- **Aim of the exercise**: Scan the entries below for lines holding "comfort". Give the number of such lines alone.
START The input
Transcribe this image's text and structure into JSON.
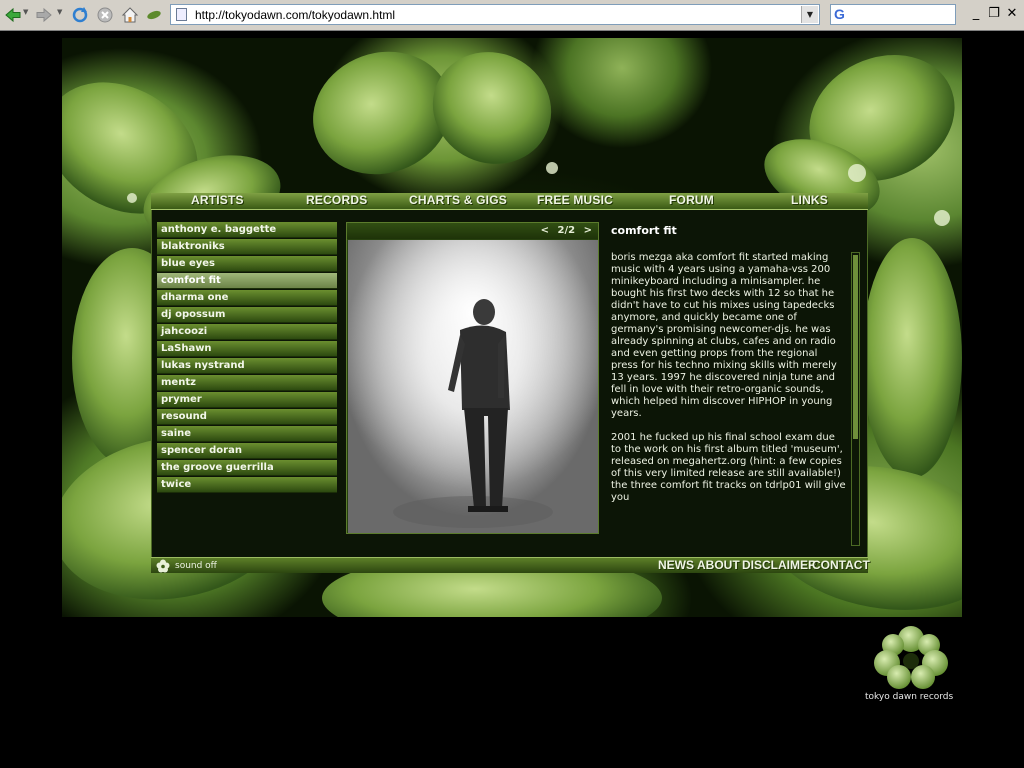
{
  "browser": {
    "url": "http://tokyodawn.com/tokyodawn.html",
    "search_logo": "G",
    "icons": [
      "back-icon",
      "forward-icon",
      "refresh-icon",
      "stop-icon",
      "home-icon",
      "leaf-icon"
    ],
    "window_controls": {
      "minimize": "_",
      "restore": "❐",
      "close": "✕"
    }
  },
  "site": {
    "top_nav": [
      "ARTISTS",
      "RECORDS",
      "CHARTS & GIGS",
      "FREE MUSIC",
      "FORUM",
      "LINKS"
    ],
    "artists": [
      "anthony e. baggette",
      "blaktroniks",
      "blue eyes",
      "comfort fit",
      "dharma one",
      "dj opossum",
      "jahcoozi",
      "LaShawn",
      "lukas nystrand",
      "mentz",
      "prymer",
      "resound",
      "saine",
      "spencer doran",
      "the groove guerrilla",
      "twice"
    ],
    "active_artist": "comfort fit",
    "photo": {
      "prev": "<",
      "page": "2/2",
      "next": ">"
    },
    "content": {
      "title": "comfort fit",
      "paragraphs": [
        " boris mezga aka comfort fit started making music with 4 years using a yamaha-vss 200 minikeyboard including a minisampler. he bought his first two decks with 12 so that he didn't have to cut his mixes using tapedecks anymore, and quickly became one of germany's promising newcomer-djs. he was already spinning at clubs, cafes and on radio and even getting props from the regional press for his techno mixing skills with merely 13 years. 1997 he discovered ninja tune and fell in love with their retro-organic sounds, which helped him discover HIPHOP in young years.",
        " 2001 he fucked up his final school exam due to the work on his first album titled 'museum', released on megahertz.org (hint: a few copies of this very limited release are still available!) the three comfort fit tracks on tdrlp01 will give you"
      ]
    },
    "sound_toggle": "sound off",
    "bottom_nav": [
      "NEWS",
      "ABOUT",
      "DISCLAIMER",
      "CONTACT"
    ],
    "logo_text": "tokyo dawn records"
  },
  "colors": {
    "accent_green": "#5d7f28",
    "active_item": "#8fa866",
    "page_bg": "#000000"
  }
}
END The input
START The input
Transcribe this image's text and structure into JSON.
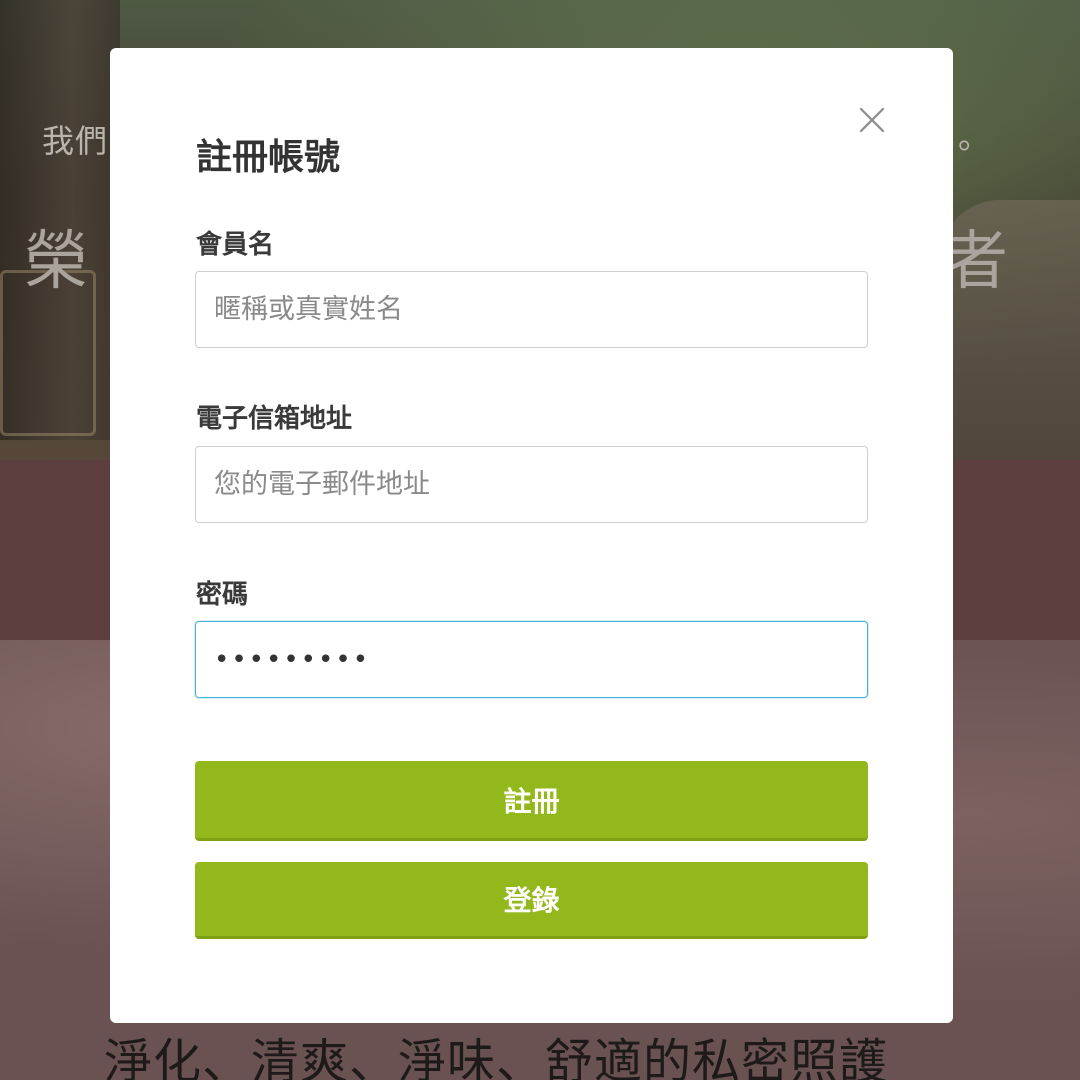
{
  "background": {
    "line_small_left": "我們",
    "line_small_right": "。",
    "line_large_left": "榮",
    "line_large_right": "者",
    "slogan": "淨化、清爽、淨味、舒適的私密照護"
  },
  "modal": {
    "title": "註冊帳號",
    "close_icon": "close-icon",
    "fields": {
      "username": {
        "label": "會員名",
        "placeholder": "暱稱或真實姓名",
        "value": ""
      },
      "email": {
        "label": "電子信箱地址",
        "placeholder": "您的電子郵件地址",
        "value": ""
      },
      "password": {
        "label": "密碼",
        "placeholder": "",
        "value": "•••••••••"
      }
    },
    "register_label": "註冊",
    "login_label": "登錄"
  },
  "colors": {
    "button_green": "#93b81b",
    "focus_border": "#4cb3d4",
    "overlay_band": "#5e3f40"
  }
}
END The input
- **Answer to the exercise**: 5